What worries me the most is a trend that could organize Africa's endemic miasma of troubles into a true powderkeg as its population continues climbing. North Africa has long been Muslim, and in the post-colonial period sub-Saharan Africa has shifted consistently away from non-organized (tribal) religions to Christianity.
In The Next Christendom, Philip Jenkins details the changing face and distribution of "Southern" Christianity, a cross-denominational catch-all for sects of Christianity altered by their experience in the developing world, into forms those of us in the West barely recognize (for example, is Pentecostalism as practiced in Latin America a form of Catholicism? Protestantism? Something new? Is it even a relevant question?) Jenkins discusses the possibility of an epoch of crusades and jihads in the religious borderlands south of the Sahel - the African Thirty Years War.
Again, even from a purely cynical material self-interest standpoint, the echoes from such a conflict would be felt worldwide. We will still need copper and oil; conflicts in the Islamic world have a way of not staying put; and Western Christians will be part of a religion that is increasingly darker-complected than it is today. In the case of Nigeria, we don't have to wait until 2100 to see what results when the two waves of evangelical fervor meet:

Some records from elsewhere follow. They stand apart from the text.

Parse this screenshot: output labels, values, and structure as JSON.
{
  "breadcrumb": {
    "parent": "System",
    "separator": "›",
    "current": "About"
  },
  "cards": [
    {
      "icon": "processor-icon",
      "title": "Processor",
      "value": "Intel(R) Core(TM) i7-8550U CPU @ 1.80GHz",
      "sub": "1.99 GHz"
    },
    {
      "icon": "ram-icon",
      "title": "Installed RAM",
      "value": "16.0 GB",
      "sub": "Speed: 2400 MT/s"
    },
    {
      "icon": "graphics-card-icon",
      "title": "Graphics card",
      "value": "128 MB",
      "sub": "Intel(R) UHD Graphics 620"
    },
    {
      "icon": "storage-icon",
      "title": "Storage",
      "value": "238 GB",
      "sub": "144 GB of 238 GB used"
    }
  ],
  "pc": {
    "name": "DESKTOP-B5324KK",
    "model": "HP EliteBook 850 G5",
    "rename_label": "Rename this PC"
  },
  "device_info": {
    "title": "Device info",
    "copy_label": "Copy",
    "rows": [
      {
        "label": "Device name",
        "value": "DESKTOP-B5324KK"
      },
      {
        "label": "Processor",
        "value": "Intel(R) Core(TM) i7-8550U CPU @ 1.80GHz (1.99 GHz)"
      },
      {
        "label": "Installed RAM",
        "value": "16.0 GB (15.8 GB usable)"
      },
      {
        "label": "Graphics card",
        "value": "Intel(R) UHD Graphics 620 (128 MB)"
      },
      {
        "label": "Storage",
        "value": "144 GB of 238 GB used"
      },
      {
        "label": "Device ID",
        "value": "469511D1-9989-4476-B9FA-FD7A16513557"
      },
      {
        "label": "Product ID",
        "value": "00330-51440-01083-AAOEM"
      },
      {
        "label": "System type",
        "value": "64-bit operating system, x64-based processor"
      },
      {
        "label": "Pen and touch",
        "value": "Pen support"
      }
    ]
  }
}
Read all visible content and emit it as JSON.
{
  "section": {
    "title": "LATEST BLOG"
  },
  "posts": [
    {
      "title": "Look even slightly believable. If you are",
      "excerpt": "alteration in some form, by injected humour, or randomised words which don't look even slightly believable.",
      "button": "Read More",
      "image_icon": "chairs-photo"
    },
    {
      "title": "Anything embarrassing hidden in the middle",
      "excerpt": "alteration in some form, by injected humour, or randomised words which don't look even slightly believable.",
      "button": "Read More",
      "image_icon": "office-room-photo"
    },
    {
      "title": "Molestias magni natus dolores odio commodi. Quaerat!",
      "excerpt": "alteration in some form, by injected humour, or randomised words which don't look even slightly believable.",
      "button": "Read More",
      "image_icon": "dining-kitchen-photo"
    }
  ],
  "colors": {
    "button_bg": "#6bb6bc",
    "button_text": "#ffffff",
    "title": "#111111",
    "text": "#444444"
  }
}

Plateau State has the highest number of displaced people as a result of clashes between Christians and Muslim communities there. The predominantly Christian Tarok farmers consider the mostly Muslim Hausa cattle herders as outsiders, and accuse them of stealing land and trying to usurp political power. These had led to the burning down of 72 villages over between 2002 and the end of 2003. More than 1,000 people were killed in sectarian clashes between Christians and Muslims in Jos, the Plateau State capital, in September 2001.
- GlobalSecurity.org, an independent American U.S. defense policy institute, April 2005
Stopping the diffusion of ideas, religious or otherwise, is ab initio a losing proposition. So is this just one more inevitable knife in Africa's back? Not necessarily. There are many countries in the world that have successfully integrated multiple evangelical traditions, and even ended the violence associated with them (as in Ireland) through neutral, secular institutions that promote and demand religious tolerance. Structural reforms in Africa must focus on building and expanding such institutions, or they're likely to see their efforts swept away in the twenty-first century by religious civil wars that further set back Africa's joining the Enlightenment. I understand that this is a tall order in a continent where educational levels are on average the lowest in the world, but the reinforcement of a secular order and religious tolerance must be part and parcel of all reform, or it will all be for naught.